Ridgeley convinced a reluctant Michael that Wham! needed to change their image and their sound frequently, from the leather-clad moody singers of “Bad Boys” and “Young Guns (Go for It!)” to the more fashionable pop superstars of “Wake Me Up Before You Go-Go”. Wham! returned in 1984 with an updated pop image. In a process begun by the video to “Club Tropicana” on the previous album, Ridgeley changed the band’s look from “moody in leather jackets” to smiles and fashionable clothing, with a view to promoting themselves more as hedonistic sex symbols rather than spokesmen for a disaffected generation.

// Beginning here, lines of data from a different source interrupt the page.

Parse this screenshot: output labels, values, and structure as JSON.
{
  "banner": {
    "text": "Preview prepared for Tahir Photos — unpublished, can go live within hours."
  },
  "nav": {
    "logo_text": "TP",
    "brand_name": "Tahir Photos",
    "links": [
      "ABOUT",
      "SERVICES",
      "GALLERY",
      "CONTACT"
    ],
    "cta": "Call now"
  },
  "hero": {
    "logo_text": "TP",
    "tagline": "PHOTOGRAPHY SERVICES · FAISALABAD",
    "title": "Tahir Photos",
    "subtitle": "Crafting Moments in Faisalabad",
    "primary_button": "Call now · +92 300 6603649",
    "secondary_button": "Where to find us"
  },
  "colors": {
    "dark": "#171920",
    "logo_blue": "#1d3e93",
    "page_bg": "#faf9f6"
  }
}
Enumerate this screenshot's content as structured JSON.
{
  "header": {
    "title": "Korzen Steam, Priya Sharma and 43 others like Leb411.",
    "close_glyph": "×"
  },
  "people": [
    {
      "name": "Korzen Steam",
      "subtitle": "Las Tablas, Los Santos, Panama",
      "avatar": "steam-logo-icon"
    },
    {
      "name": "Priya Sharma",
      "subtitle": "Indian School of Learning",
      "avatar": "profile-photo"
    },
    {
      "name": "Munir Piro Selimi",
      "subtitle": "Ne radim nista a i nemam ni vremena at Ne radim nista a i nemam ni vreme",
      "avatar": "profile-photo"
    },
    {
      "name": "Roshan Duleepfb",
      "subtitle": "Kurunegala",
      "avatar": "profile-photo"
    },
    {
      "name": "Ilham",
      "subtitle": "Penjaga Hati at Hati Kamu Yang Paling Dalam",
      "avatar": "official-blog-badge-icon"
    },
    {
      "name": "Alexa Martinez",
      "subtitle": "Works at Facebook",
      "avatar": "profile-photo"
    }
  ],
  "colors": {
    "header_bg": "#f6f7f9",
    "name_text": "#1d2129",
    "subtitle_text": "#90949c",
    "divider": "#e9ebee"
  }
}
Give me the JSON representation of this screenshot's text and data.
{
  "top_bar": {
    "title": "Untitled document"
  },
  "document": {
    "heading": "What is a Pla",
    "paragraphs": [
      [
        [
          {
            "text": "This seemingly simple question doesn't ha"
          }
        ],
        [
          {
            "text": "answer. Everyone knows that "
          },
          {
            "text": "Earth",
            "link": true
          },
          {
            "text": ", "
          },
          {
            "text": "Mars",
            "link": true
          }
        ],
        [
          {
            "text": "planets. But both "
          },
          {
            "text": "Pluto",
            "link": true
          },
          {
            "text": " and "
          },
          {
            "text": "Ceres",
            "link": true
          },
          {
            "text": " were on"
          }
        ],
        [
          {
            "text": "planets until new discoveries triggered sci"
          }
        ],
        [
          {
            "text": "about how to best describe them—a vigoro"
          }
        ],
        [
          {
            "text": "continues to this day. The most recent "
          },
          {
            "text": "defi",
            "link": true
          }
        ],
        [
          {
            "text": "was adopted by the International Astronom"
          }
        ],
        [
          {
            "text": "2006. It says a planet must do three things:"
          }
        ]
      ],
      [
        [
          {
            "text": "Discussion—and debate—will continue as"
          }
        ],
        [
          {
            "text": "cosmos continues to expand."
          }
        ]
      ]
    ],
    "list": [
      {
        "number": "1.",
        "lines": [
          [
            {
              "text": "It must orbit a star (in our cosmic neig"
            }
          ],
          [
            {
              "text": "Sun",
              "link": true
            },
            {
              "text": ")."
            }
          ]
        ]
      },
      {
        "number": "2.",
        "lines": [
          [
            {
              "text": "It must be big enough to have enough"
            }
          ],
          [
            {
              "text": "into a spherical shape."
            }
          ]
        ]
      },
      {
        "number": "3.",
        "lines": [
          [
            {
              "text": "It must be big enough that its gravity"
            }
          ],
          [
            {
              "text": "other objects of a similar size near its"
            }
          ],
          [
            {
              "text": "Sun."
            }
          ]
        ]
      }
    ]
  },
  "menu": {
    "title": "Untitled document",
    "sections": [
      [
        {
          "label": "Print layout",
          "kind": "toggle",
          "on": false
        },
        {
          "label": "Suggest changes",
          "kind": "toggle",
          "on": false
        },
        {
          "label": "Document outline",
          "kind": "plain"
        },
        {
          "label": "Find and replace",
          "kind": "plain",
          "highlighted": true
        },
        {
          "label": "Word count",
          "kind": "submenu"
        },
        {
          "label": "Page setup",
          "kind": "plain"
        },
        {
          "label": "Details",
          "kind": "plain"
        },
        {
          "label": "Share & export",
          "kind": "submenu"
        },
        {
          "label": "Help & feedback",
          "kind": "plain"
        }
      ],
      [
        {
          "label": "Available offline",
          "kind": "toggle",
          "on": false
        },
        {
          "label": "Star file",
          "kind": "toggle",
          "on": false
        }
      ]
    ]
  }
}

These changes helped to propel Wham!’s next single to the top of the charts around the world, “Wake Me Up Before You Go-Go”, a song that George Michael wrote after being inspired by a note left by Ridgeley to his parents. The note was mistakenly written by Ridgeley as “don’t forget to wake me up up before you go go”. Since he had accidentally written the word “up” twice, Ridgeley decided to compound the error and write “go” twice, as well. It became their first UK #1 single and rose to that position in the USA as well, accompanied by a memorable video of the duo, plus the ubiquitous Pepsi and Shirlie, wearing Katharine Hamnett T-shirts with the slogans “CHOOSE LIFE” and “GO GO”. The next single “Careless Whisper” was issued as a George Michael solo piece, yet unlike any Wham! single since “Wham Rap!”, it was credited as co-written by Ridgeley. The song, about a remorseful two-timer, had more emotional depth than previous releases. It quickly reached #1, selling over 1.3 million copies in the UK. “Careless Whisper” marked a new phase in George Michael’s career, as he somewhat distanced himself from Wham!’s playboy image. In the U.S.—so as not to confuse American listeners just being exposed to Wham!—the single was billed as “Wham! featuring George Michael”.
In the autumn of 1984, Wham! returned as a duo with “Freedom”, another UK chart-topper and the first single for quite some time to reach #1 in the UK without an accompanying video. Wham! subsequently decided to use a video edited together from footage of their historic China tour in time for “Freedom’s” U.S. single release. The group by then had achieved three number-one singles in a row. In November, they released their second album, Make It Big, which quickly climbed to #1 on the album charts, and the band set off on an arena tour at the end of 1984.
The double A-side single “Last Christmas/Everything She Wants” became the highest-selling single ever to peak at #2 in the UK charts. It stayed at #2 for five weeks and, to date, is the 24th best-selling single of all time in the United Kingdom, selling over 1.4 million copies in the UK. Wham! donated all their royalties from the single to the Ethiopian famine appeal to coincide with the fund-raising intentions of Band Aid’s “Do They Know It’s Christmas?”, the song which kept them out of the top spot. Nevertheless, Band Aid’s success meant that Michael had achieved #1 status in the UK within three separate entities in 1984—as a solo artist, as one half of a duo, and as part of a charity ensemble.
Several months after their UK releases, their three U.S. number-one singles in a row (and their only U.S number ones) were “Wake Me Up Before You Go-Go”, “Careless Whisper”, and “Everything She Wants”. “Freedom” hit number three. At the end of 1985, the U.S. Billboard charts listed “Wake Me Up Before You Go-Go” as the number-three song and “Careless Whisper” as the number-one song of the year.
Make It Big (1984)
Music from the Edge of Heaven (1986)